→ **Problem details**: Where a line of the records contains the word "name", show that line.

(Entries from a dataset of interfaces)
┏━━

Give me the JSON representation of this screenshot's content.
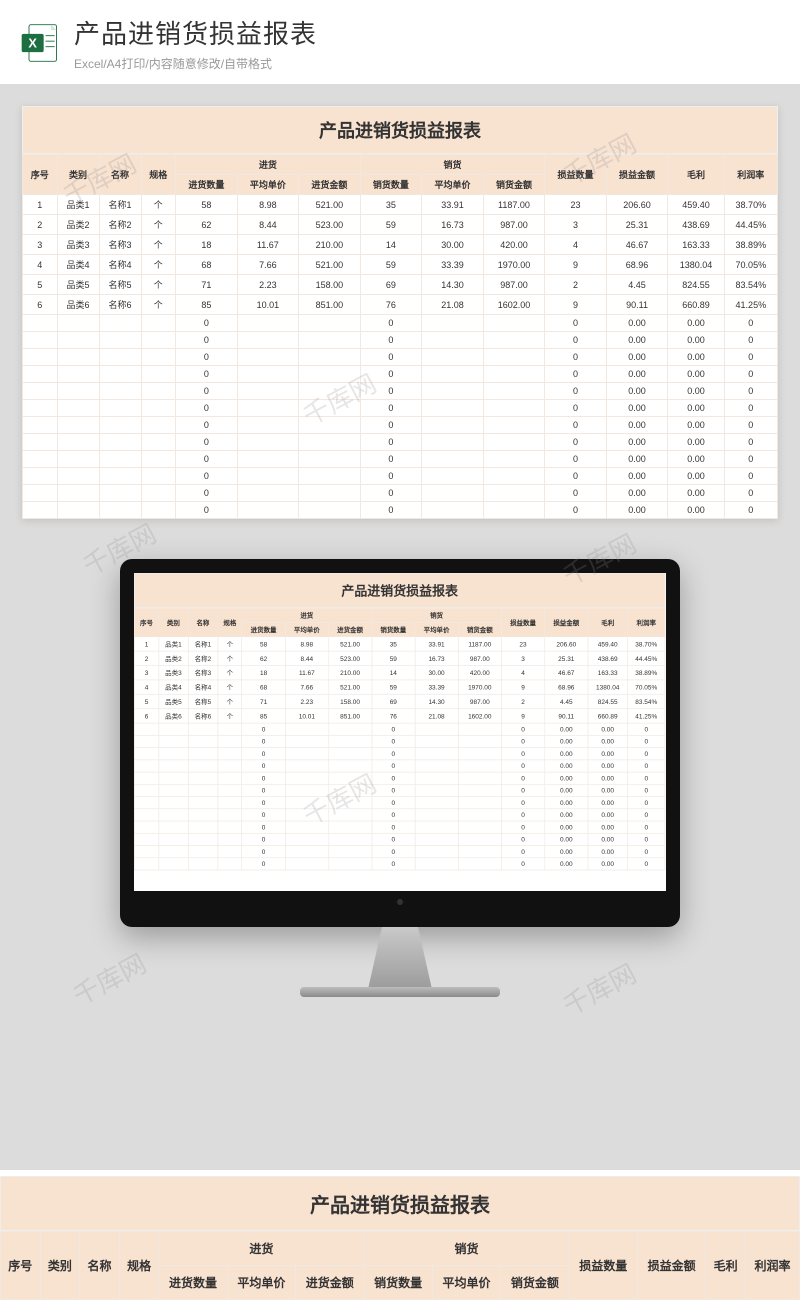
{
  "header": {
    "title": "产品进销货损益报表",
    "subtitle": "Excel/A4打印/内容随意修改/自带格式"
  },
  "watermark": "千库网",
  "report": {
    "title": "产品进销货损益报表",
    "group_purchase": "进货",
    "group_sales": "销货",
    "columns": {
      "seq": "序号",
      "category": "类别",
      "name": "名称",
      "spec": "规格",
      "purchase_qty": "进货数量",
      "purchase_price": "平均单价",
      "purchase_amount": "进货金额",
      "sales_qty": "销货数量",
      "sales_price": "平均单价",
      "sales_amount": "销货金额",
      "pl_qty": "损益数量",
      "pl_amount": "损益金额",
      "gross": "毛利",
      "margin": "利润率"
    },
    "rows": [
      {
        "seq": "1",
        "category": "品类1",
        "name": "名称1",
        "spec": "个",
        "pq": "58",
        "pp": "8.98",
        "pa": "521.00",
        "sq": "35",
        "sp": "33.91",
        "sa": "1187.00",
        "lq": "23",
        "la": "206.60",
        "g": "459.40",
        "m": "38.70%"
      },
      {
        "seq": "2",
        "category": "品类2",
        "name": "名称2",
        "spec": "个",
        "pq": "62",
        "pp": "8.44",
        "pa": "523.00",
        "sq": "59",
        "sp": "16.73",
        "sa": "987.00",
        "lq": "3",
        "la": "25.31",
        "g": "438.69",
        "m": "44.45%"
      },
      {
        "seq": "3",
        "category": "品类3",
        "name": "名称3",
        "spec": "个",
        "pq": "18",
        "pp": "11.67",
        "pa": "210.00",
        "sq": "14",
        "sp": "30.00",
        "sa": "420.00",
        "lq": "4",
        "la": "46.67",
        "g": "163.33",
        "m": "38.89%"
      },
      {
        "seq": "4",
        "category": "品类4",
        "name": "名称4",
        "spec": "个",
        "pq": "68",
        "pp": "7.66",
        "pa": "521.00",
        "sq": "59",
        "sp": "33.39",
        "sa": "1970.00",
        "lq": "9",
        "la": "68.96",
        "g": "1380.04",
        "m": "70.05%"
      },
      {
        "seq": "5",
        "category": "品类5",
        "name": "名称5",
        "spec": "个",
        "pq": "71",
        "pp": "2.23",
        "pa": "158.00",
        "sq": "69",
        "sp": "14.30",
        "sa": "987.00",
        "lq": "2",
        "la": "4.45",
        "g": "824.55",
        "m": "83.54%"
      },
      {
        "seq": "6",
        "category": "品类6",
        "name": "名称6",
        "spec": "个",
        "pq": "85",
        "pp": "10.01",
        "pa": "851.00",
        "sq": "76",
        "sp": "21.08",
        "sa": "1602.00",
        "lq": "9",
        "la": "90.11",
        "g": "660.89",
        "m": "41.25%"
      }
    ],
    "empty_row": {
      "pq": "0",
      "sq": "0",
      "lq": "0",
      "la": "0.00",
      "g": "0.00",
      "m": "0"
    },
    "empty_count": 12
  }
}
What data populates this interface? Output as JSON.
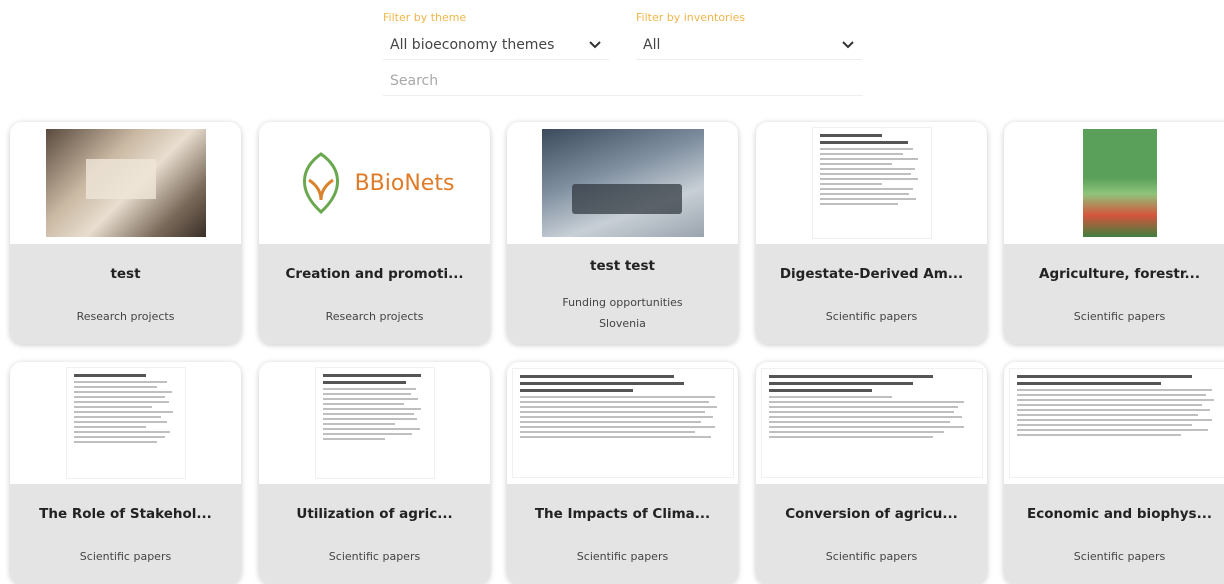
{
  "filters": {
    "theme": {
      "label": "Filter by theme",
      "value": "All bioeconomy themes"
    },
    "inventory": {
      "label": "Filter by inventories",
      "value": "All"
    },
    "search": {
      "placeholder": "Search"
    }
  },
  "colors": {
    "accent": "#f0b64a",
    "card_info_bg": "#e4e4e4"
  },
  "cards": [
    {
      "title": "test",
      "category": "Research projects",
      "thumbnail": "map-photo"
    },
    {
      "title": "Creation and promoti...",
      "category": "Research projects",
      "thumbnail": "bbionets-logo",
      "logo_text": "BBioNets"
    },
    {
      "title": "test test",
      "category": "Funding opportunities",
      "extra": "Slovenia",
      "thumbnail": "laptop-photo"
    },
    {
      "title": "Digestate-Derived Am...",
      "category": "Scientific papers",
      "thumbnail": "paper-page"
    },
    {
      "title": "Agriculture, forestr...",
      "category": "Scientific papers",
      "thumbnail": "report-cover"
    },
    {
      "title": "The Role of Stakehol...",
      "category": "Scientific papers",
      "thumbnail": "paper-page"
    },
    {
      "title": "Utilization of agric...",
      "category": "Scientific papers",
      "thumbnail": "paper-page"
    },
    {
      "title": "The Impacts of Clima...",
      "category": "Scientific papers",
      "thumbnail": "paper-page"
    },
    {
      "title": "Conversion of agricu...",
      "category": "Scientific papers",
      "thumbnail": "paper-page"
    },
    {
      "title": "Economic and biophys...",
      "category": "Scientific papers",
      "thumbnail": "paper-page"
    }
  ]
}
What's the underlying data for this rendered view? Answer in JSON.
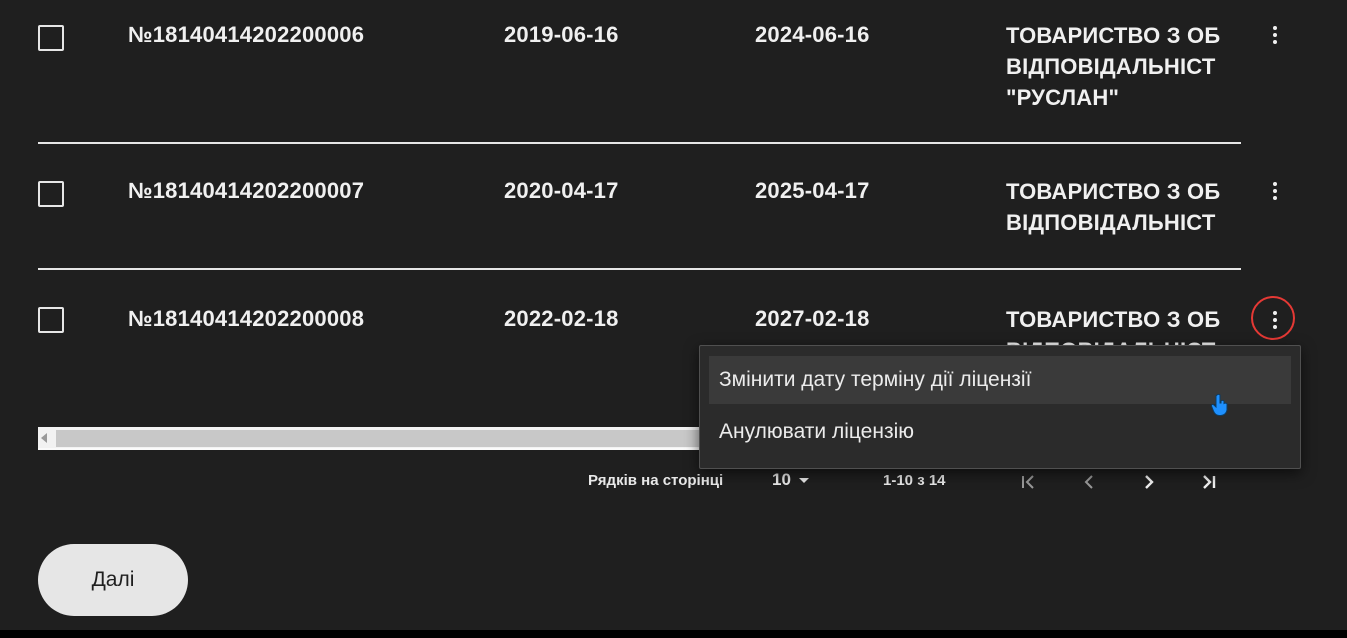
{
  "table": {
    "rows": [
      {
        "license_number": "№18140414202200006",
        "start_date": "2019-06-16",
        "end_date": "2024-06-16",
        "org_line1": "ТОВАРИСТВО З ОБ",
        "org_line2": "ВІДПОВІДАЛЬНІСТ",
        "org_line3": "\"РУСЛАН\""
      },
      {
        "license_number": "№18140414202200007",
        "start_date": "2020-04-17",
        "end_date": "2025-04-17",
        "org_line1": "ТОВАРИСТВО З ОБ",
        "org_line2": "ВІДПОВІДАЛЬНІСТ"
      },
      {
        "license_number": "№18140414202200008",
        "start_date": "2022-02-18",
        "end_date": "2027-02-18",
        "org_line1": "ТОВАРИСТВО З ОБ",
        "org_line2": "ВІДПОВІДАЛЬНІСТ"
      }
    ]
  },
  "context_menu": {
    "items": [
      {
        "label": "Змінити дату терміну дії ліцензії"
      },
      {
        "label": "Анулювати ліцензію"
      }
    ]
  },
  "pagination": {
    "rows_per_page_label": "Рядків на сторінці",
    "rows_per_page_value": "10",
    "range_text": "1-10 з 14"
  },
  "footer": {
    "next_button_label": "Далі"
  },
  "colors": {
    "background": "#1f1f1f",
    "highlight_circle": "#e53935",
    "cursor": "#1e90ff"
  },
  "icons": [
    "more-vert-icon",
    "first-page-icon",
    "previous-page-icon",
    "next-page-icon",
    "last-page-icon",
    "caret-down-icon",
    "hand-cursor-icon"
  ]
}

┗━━

→ **Solution**:
      "name": "名称",
        "name": "名称1",
        "name": "名称2",
        "name": "名称3",
        "name": "名称4",
        "name": "名称5",
        "name": "名称6",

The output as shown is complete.